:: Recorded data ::
*** Begin section ***
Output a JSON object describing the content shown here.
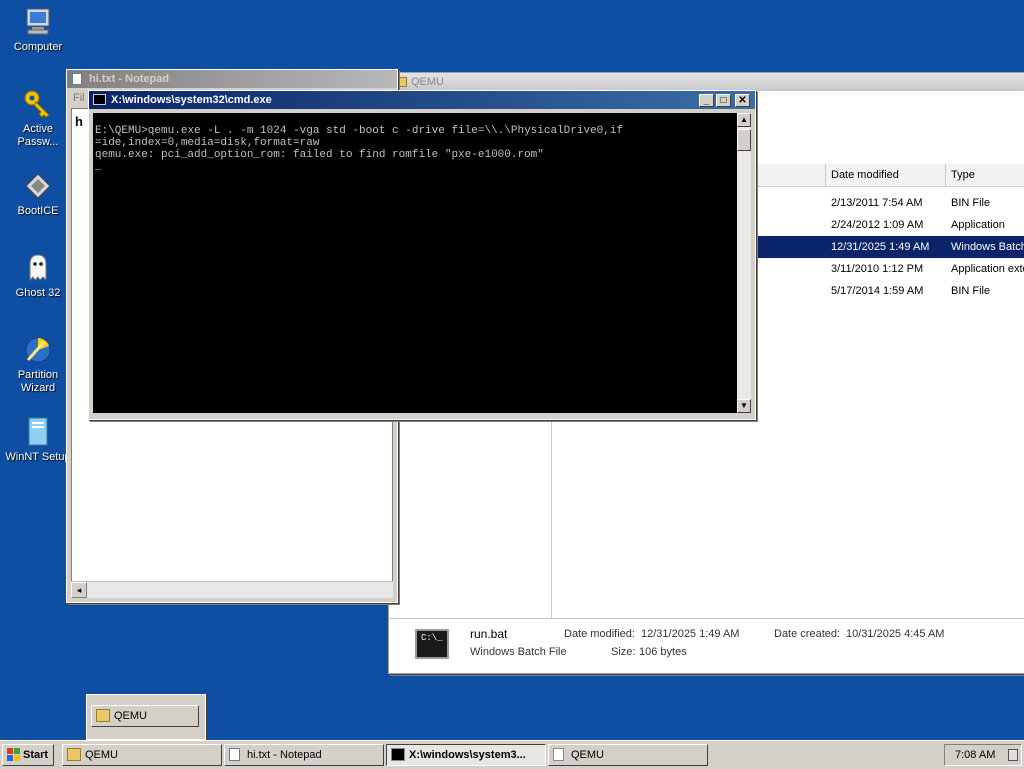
{
  "desktop": {
    "icons": [
      {
        "label": "Computer",
        "icon": "computer-icon"
      },
      {
        "label": "Active Passw...",
        "icon": "key-icon"
      },
      {
        "label": "BootICE",
        "icon": "bootice-icon"
      },
      {
        "label": "Ghost 32",
        "icon": "ghost-icon"
      },
      {
        "label": "Partition Wizard",
        "icon": "partition-wizard-icon"
      },
      {
        "label": "WinNT Setup",
        "icon": "winnt-setup-icon"
      }
    ]
  },
  "notepad": {
    "title": "hi.txt - Notepad",
    "menu_partial": "Fil",
    "content": "h"
  },
  "explorer": {
    "title": "QEMU",
    "columns": {
      "date": "Date modified",
      "type": "Type"
    },
    "rows": [
      {
        "date": "2/13/2011 7:54 AM",
        "type": "BIN File",
        "selected": false
      },
      {
        "date": "2/24/2012 1:09 AM",
        "type": "Application",
        "selected": false
      },
      {
        "date": "12/31/2025 1:49 AM",
        "type": "Windows Batch",
        "selected": true
      },
      {
        "date": "3/11/2010 1:12 PM",
        "type": "Application exte",
        "selected": false
      },
      {
        "date": "5/17/2014 1:59 AM",
        "type": "BIN File",
        "selected": false
      }
    ],
    "details": {
      "name": "run.bat",
      "kind": "Windows Batch File",
      "modified_label": "Date modified:",
      "modified_value": "12/31/2025 1:49 AM",
      "created_label": "Date created:",
      "created_value": "10/31/2025 4:45 AM",
      "size_label": "Size:",
      "size_value": "106 bytes"
    }
  },
  "cmd": {
    "title": "X:\\windows\\system32\\cmd.exe",
    "output": "E:\\QEMU>qemu.exe -L . -m 1024 -vga std -boot c -drive file=\\\\.\\PhysicalDrive0,if\n=ide,index=0,media=disk,format=raw\nqemu.exe: pci_add_option_rom: failed to find romfile \"pxe-e1000.rom\"\n_"
  },
  "taskbar": {
    "start_label": "Start",
    "buttons": [
      {
        "label": "QEMU",
        "pressed": false
      },
      {
        "label": "hi.txt - Notepad",
        "pressed": false
      },
      {
        "label": "X:\\windows\\system3...",
        "pressed": true
      },
      {
        "label": "QEMU",
        "pressed": false
      }
    ],
    "clock": "7:08 AM",
    "popup_label": "QEMU"
  }
}
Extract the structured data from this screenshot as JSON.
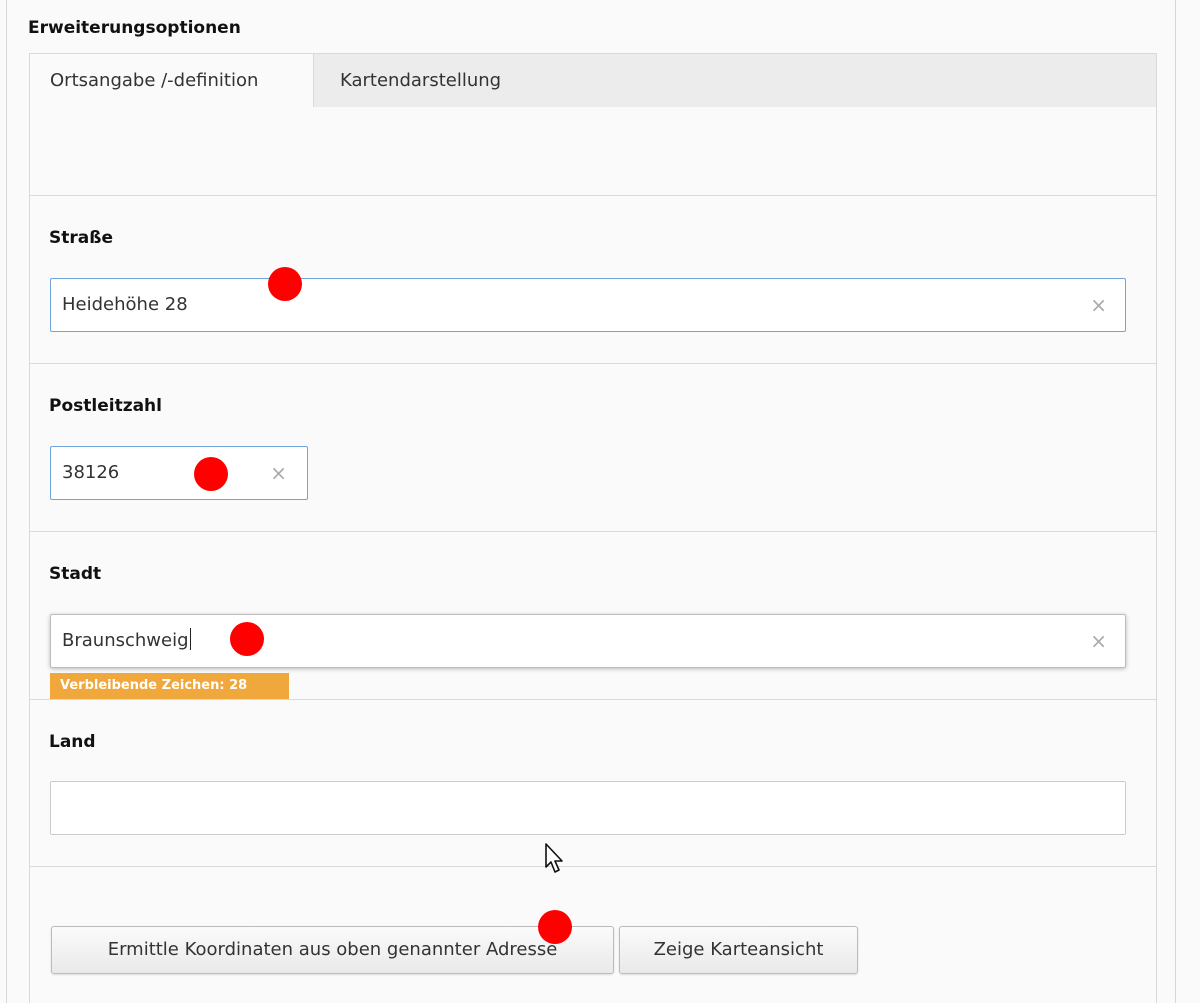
{
  "section": {
    "title": "Erweiterungsoptionen"
  },
  "tabs": [
    {
      "label": "Ortsangabe /-definition",
      "active": true
    },
    {
      "label": "Kartendarstellung",
      "active": false
    }
  ],
  "fields": {
    "strasse": {
      "label": "Straße",
      "value": "Heidehöhe 28",
      "clear_icon": "×"
    },
    "plz": {
      "label": "Postleitzahl",
      "value": "38126",
      "clear_icon": "×"
    },
    "stadt": {
      "label": "Stadt",
      "value": "Braunschweig",
      "clear_icon": "×",
      "remaining_chars": "Verbleibende Zeichen: 28"
    },
    "land": {
      "label": "Land",
      "value": ""
    }
  },
  "buttons": {
    "geocode": "Ermittle Koordinaten aus oben genannter Adresse",
    "show_map": "Zeige Karteansicht"
  },
  "colors": {
    "accent_border": "#6fa5dc",
    "badge": "#f0a83c",
    "marker": "#ff0000"
  },
  "icons": {
    "clear": "close-icon",
    "pointer": "mouse-cursor-icon",
    "marker": "red-dot-marker"
  }
}
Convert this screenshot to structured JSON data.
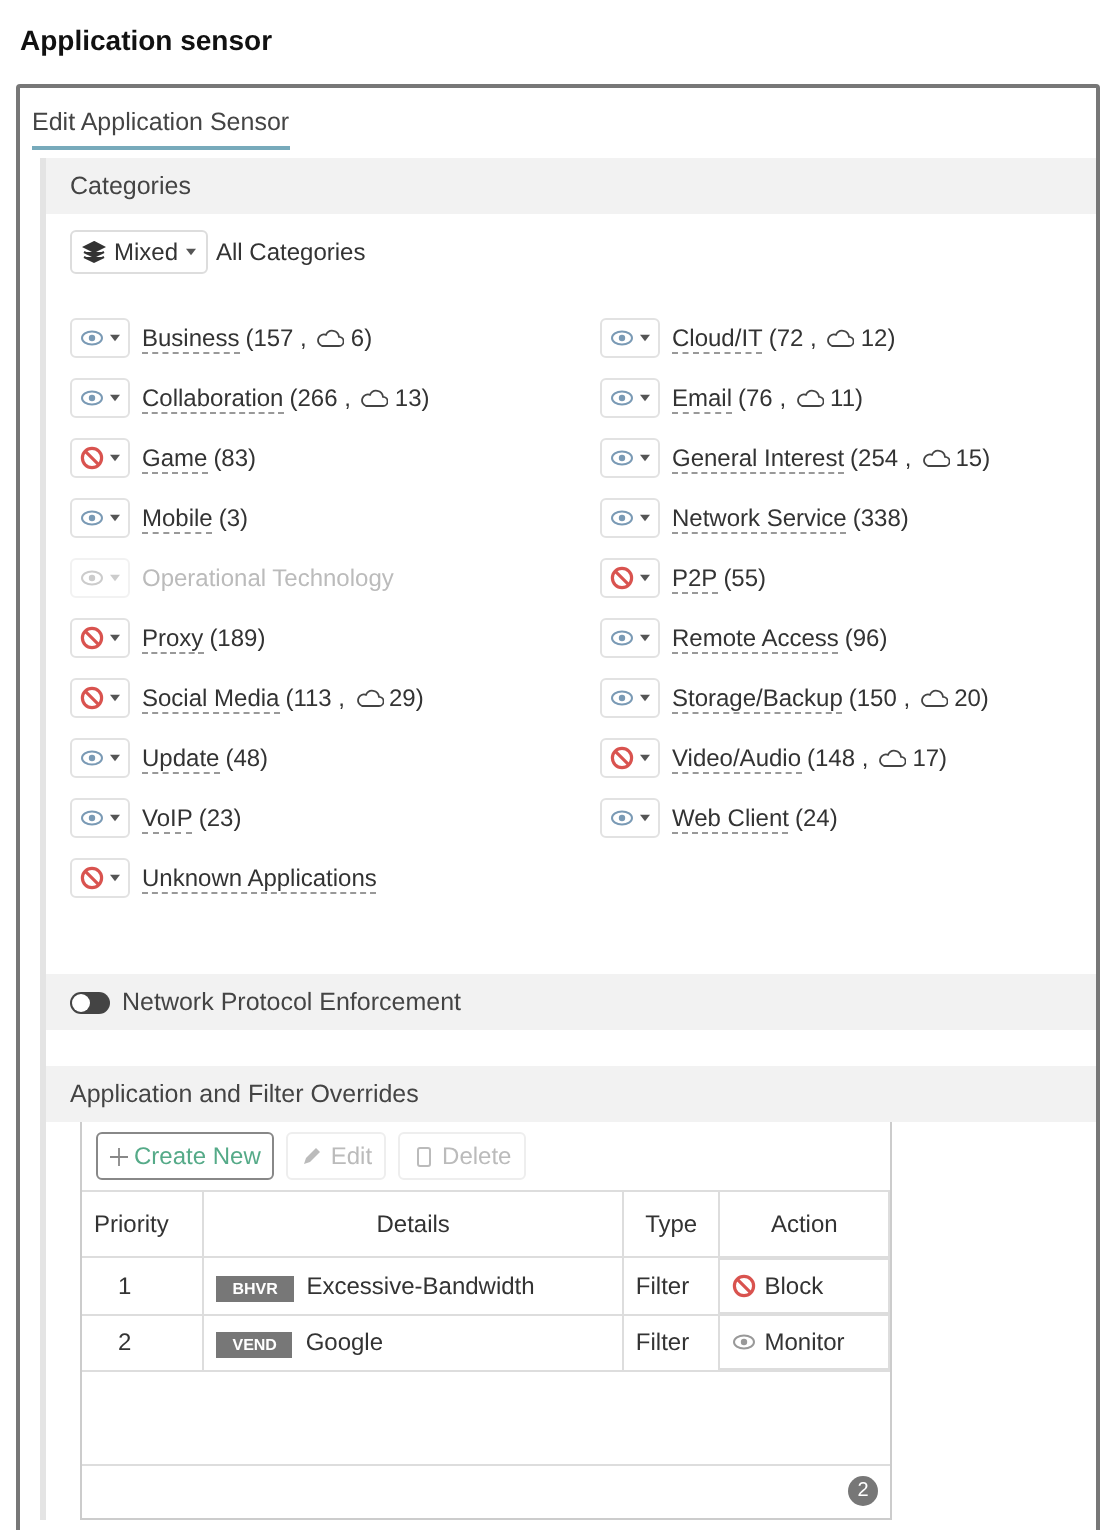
{
  "page_title": "Application sensor",
  "tab": {
    "label": "Edit Application Sensor",
    "selected": true
  },
  "categories": {
    "title": "Categories",
    "mixed_button": "Mixed",
    "all_label": "All Categories",
    "items": [
      {
        "name": "Business",
        "count": "(157 ,",
        "cloud_count": "6)",
        "kind": "monitor",
        "disabled": false
      },
      {
        "name": "Cloud/IT",
        "count": "(72 ,",
        "cloud_count": "12)",
        "kind": "monitor",
        "disabled": false
      },
      {
        "name": "Collaboration",
        "count": "(266 ,",
        "cloud_count": "13)",
        "kind": "monitor",
        "disabled": false
      },
      {
        "name": "Email",
        "count": "(76 ,",
        "cloud_count": "11)",
        "kind": "monitor",
        "disabled": false
      },
      {
        "name": "Game",
        "count": "(83)",
        "kind": "block",
        "disabled": false
      },
      {
        "name": "General Interest",
        "count": "(254 ,",
        "cloud_count": "15)",
        "kind": "monitor",
        "disabled": false
      },
      {
        "name": "Mobile",
        "count": "(3)",
        "kind": "monitor",
        "disabled": false
      },
      {
        "name": "Network Service",
        "count": "(338)",
        "kind": "monitor",
        "disabled": false
      },
      {
        "name": "Operational Technology",
        "kind": "monitor",
        "disabled": true
      },
      {
        "name": "P2P",
        "count": "(55)",
        "kind": "block",
        "disabled": false
      },
      {
        "name": "Proxy",
        "count": "(189)",
        "kind": "block",
        "disabled": false
      },
      {
        "name": "Remote Access",
        "count": "(96)",
        "kind": "monitor",
        "disabled": false
      },
      {
        "name": "Social Media",
        "count": "(113 ,",
        "cloud_count": "29)",
        "kind": "block",
        "disabled": false
      },
      {
        "name": "Storage/Backup",
        "count": "(150 ,",
        "cloud_count": "20)",
        "kind": "monitor",
        "disabled": false
      },
      {
        "name": "Update",
        "count": "(48)",
        "kind": "monitor",
        "disabled": false
      },
      {
        "name": "Video/Audio",
        "count": "(148 ,",
        "cloud_count": "17)",
        "kind": "block",
        "disabled": false
      },
      {
        "name": "VoIP",
        "count": "(23)",
        "kind": "monitor",
        "disabled": false
      },
      {
        "name": "Web Client",
        "count": "(24)",
        "kind": "monitor",
        "disabled": false
      },
      {
        "name": "Unknown Applications",
        "kind": "block",
        "disabled": false
      }
    ]
  },
  "protocol_enforcement": {
    "label": "Network Protocol Enforcement",
    "on": false
  },
  "overrides": {
    "title": "Application and Filter Overrides",
    "toolbar": [
      {
        "label": "Create New",
        "kind": "create",
        "disabled": false
      },
      {
        "label": "Edit",
        "kind": "edit",
        "disabled": true
      },
      {
        "label": "Delete",
        "kind": "delete",
        "disabled": true
      }
    ],
    "columns": [
      "Priority",
      "Details",
      "Type",
      "Action"
    ],
    "rows": [
      {
        "priority": "1",
        "tag": "BHVR",
        "details": "Excessive-Bandwidth",
        "type": "Filter",
        "kind": "block",
        "action_label": "Block"
      },
      {
        "priority": "2",
        "tag": "VEND",
        "details": "Google",
        "type": "Filter",
        "kind": "monitor",
        "action_label": "Monitor"
      }
    ],
    "count": "2"
  }
}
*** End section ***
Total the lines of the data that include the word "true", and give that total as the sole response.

:: Answer for this exercise ::
7